Stord, Norway-based shipbuilder Oma Baatbyggeri recently delivered a new high-speed catamaran ferry to local operator Norled. Named Fjordjarl (“Fjord Earl”), the vessel is the final one in a series of three aluminium-hulled ferries that are themselves larger and further improved variants of the Oma-built 33-metre catamarans currently operating on Norled’s other routes throughout the country.
Fjordjarl and its two sisters came about after Norled emerged as the winner of a 2018 tender issued by the council of Troms og Finnmark county calling for the provision of high-speed passenger vessels that will serve the county for a firm period of 10 years with an option to extend by up to five years. The NOK1.15 billion (US$124 million) concession had also stipulated that the vessels must be capable of operating along a route that will cover the municipalities of Harstad, Ibestad, Dyrøy, Senja, and Tromsø, or a total one-way distance of approximately 135 kilometres.
Rather than re-assign some of its existing vessels to serve this new route that will pass through the Arctic Circle and is expected to generate a significant volume of passenger traffic, Norled opted instead for newbuilds that were designed from the outset to be able to accommodate more people compared to the older fast ferries in its current fleet.
The new vessels also needed to be capable of operation with reduced noise levels and with fuel oil consumption kept as low as possible. With Oma and Norled having had prior cooperation on earlier newbuilding projects, development of the new ferries became easily aligned with the requirements of the tender, and orders for all three units were sequentially placed before the end of 2018.
Oma claims the design used for all three vessels emphasised seaworthiness and fuel efficiency, both deemed to be key factors as the NOK1.15 billion concession means they are expected to be utilised through 2030 and are thus not slated for replacement at any time until then. Further, the ferries will not just be transporting locals who regularly travel between the five Troms og Finnmark municipalities, they are also expected to bring a significant number of tourists to and from Tromsø, the world’s third largest city north of the Arctic Circle (after the Russian cities of Murmansk and Norilsk) and one of Norway’s major cultural centres.
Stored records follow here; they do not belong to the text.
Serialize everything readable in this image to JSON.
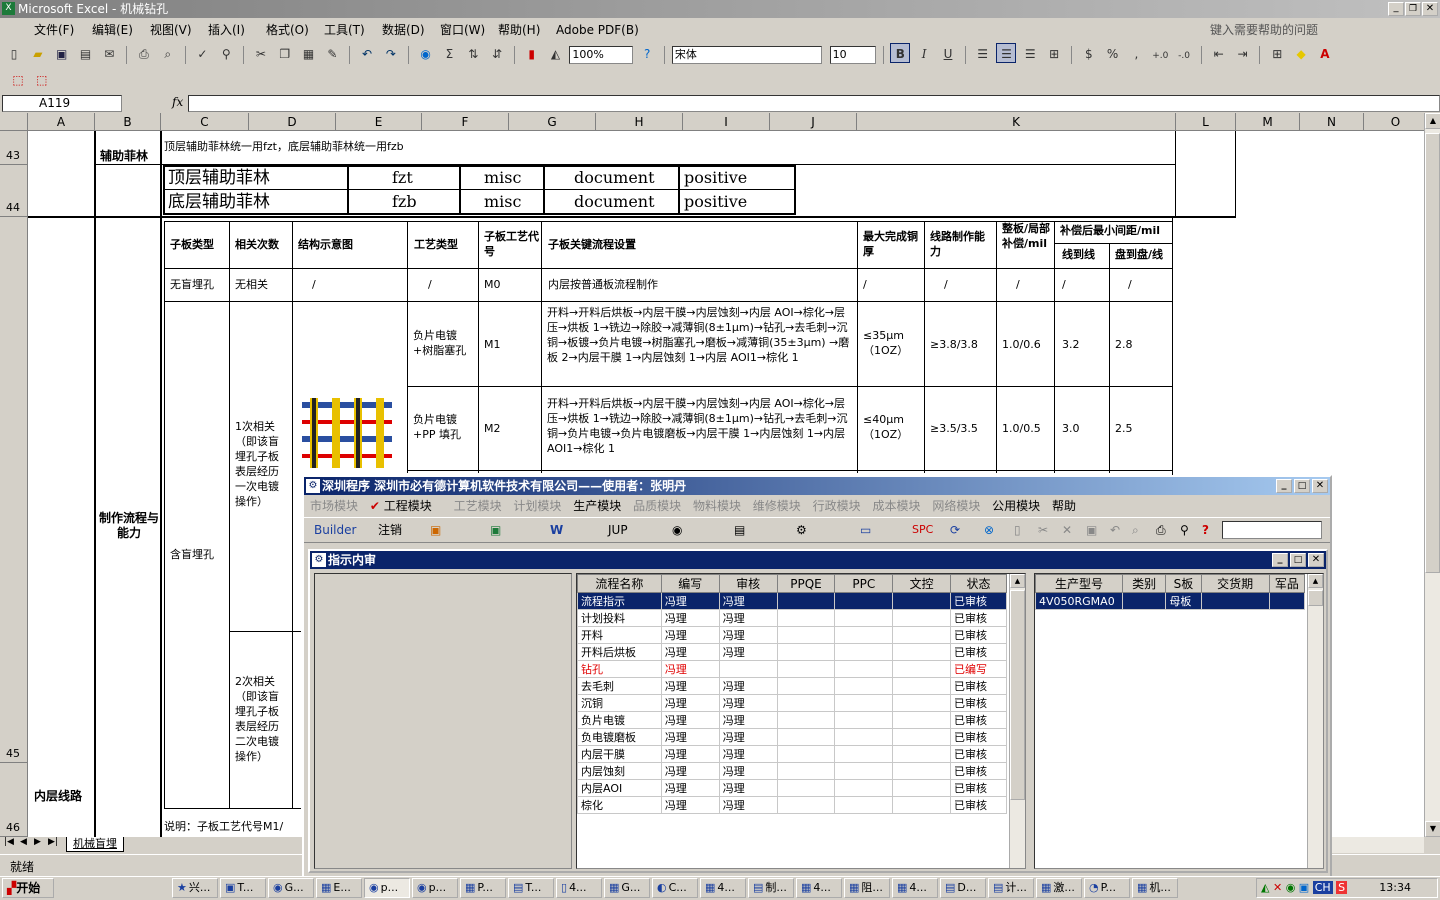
{
  "app": {
    "title": "Microsoft Excel - 机械钻孔",
    "help_prompt": "键入需要帮助的问题"
  },
  "menu": [
    "文件(F)",
    "编辑(E)",
    "视图(V)",
    "插入(I)",
    "格式(O)",
    "工具(T)",
    "数据(D)",
    "窗口(W)",
    "帮助(H)",
    "Adobe PDF(B)"
  ],
  "toolbar": {
    "zoom": "100%",
    "font": "宋体",
    "size": "10"
  },
  "formula": {
    "cell_ref": "A119",
    "fx": "fx"
  },
  "columns": [
    "A",
    "B",
    "C",
    "D",
    "E",
    "F",
    "G",
    "H",
    "I",
    "J",
    "K",
    "L",
    "M",
    "N",
    "O"
  ],
  "rows": {
    "r43": "43",
    "r44": "44",
    "r45": "45",
    "r46": "46"
  },
  "sheet": {
    "b43": "辅助菲林",
    "c43": "顶层辅助菲林统一用fzt，底层辅助菲林统一用fzb",
    "film_rows": [
      [
        "顶层辅助菲林",
        "fzt",
        "misc",
        "document",
        "positive"
      ],
      [
        "底层辅助菲林",
        "fzb",
        "misc",
        "document",
        "positive"
      ]
    ],
    "b45": "制作流程与能力",
    "a46": "内层线路",
    "th": [
      "子板类型",
      "相关次数",
      "结构示意图",
      "工艺类型",
      "子板工艺代号",
      "子板关键流程设置",
      "最大完成铜厚",
      "线路制作能力",
      "整板/局部补偿/mil",
      "补偿后最小间距/mil",
      "线到线",
      "盘到盘/线"
    ],
    "row_none": [
      "无盲埋孔",
      "无相关",
      "/",
      "/",
      "M0",
      "内层按普通板流程制作",
      "/",
      "/",
      "/",
      "/",
      "/"
    ],
    "row_m1": {
      "proc": "负片电镀+树脂塞孔",
      "code": "M1",
      "flow": "开料→开料后烘板→内层干膜→内层蚀刻→内层 AOI→棕化→层压→烘板 1→铣边→除胶→减薄铜(8±1μm)→钻孔→去毛刺→沉铜→板镀→负片电镀→树脂塞孔→磨板→减薄铜(35±3μm) →磨板 2→内层干膜 1→内层蚀刻 1→内层 AOI1→棕化 1",
      "cu": "≤35μm（1OZ）",
      "cap": "≥3.8/3.8",
      "comp": "1.0/0.6",
      "ll": "3.2",
      "pp": "2.8"
    },
    "row_m2": {
      "proc": "负片电镀+PP 填孔",
      "code": "M2",
      "flow": "开料→开料后烘板→内层干膜→内层蚀刻→内层 AOI→棕化→层压→烘板 1→铣边→除胶→减薄铜(8±1μm)→钻孔→去毛刺→沉铜→负片电镀→负片电镀磨板→内层干膜 1→内层蚀刻 1→内层 AOI1→棕化 1",
      "cu": "≤40μm（1OZ）",
      "cap": "≥3.5/3.5",
      "comp": "1.0/0.5",
      "ll": "3.0",
      "pp": "2.5"
    },
    "type_buried": "含盲埋孔",
    "rel1": "1次相关（即该盲埋孔子板表层经历一次电镀操作）",
    "rel2": "2次相关（即该盲埋孔子板表层经历二次电镀操作）",
    "note": "说明：子板工艺代号M1/",
    "tab": "机械盲埋"
  },
  "status": "就绪",
  "app_window": {
    "title": "深圳程序    深圳市必有德计算机软件技术有限公司——使用者：张明丹",
    "menu": [
      "市场模块",
      "工程模块",
      "工艺模块",
      "计划模块",
      "生产模块",
      "品质模块",
      "物料模块",
      "维修模块",
      "行政模块",
      "成本模块",
      "网络模块",
      "公用模块",
      "帮助"
    ],
    "builder": "Builder",
    "logout": "注销",
    "jup": "JUP",
    "spc": "SPC",
    "child_title": "指示内审",
    "grid_headers": [
      "流程名称",
      "编写",
      "审核",
      "PPQE",
      "PPC",
      "文控",
      "状态"
    ],
    "grid_rows": [
      [
        "流程指示",
        "冯理",
        "冯理",
        "",
        "",
        "",
        "已审核"
      ],
      [
        "计划投料",
        "冯理",
        "冯理",
        "",
        "",
        "",
        "已审核"
      ],
      [
        "开料",
        "冯理",
        "冯理",
        "",
        "",
        "",
        "已审核"
      ],
      [
        "开料后烘板",
        "冯理",
        "冯理",
        "",
        "",
        "",
        "已审核"
      ],
      [
        "钻孔",
        "冯理",
        "",
        "",
        "",
        "",
        "已编写"
      ],
      [
        "去毛刺",
        "冯理",
        "冯理",
        "",
        "",
        "",
        "已审核"
      ],
      [
        "沉铜",
        "冯理",
        "冯理",
        "",
        "",
        "",
        "已审核"
      ],
      [
        "负片电镀",
        "冯理",
        "冯理",
        "",
        "",
        "",
        "已审核"
      ],
      [
        "负电镀磨板",
        "冯理",
        "冯理",
        "",
        "",
        "",
        "已审核"
      ],
      [
        "内层干膜",
        "冯理",
        "冯理",
        "",
        "",
        "",
        "已审核"
      ],
      [
        "内层蚀刻",
        "冯理",
        "冯理",
        "",
        "",
        "",
        "已审核"
      ],
      [
        "内层AOI",
        "冯理",
        "冯理",
        "",
        "",
        "",
        "已审核"
      ],
      [
        "棕化",
        "冯理",
        "冯理",
        "",
        "",
        "",
        "已审核"
      ]
    ],
    "right_headers": [
      "生产型号",
      "类别",
      "S板",
      "交货期",
      "军品"
    ],
    "right_rows": [
      [
        "4V050RGMA0",
        "",
        "母板",
        "",
        ""
      ]
    ]
  },
  "taskbar": {
    "start": "开始",
    "clock": "13:34",
    "ime": "中",
    "lang": "CH",
    "tasks": [
      "兴...",
      "T...",
      "G...",
      "E...",
      "p...",
      "p...",
      "P...",
      "T...",
      "4...",
      "G...",
      "C...",
      "4...",
      "制...",
      "4...",
      "阻...",
      "4...",
      "D...",
      "计...",
      "激...",
      "P...",
      "机..."
    ]
  }
}
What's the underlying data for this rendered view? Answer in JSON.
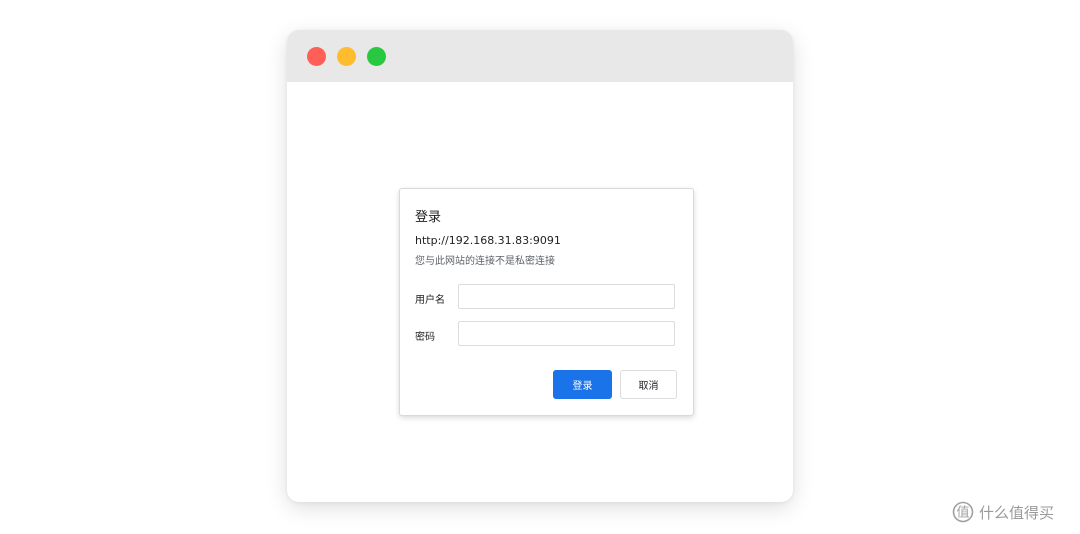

Like its sisters, Fjordjarl has an LOA of 39 metres, a moulded beam of 10.6 metres, a draught of 1.6 metres, a displacement of 428 tonnes, and capacity for up to 296 passengers, which is slightly greater than the 280-passenger capacities of the next largest Oma-built fast ferries in the Norled fleet.
The main cabin has an HVAC system developed in-house by Oma, comfortable passenger seating provided by local supplier West Mekan Produksjon, and specialised accommodation for disabled individuals. In the event of an emergency evacuation, the vessel is also equipped with lifeboats provided by Viking Life-Saving Equipment.
To satisfy the requirement for reduced noise and low fuel oil consumption, the ferry is powered by four examples of MTU’s 8V2000 M72 IMO Tier II-compliant diesel engine rated at 720 kW and developed specifically for use on vessels with high load factors. The main engines are connected to a quartet of MJP DRB 500 DD waterjets, and recent operational sailings proved that this configuration could propel Fjordjarl to speeds in excess of 29 knots. However, should the main engines fail while the ferry is in transit, backup power is available in the form of two John Deere 46kW auxiliary engines.
Fjordjarl was handed over to its new owners last March 24 and has already begun sailing on the Harstad- Tromsø route as part of Expressboat, Norled’s passenger-only service. The ferry joins its identical sisters Fjorddronningen (“Fjord Queen”) and Fjordprinsen (“Fjord Prince”), which were delivered by Oma in October and December 2019, respectively, and which have been operating on the route since January 1.
Nelson Dela Cruz is Baird Maritime's Philippines correspondent and a former local facilitator of Interferry's FerrySafe project in Manila and Cebu.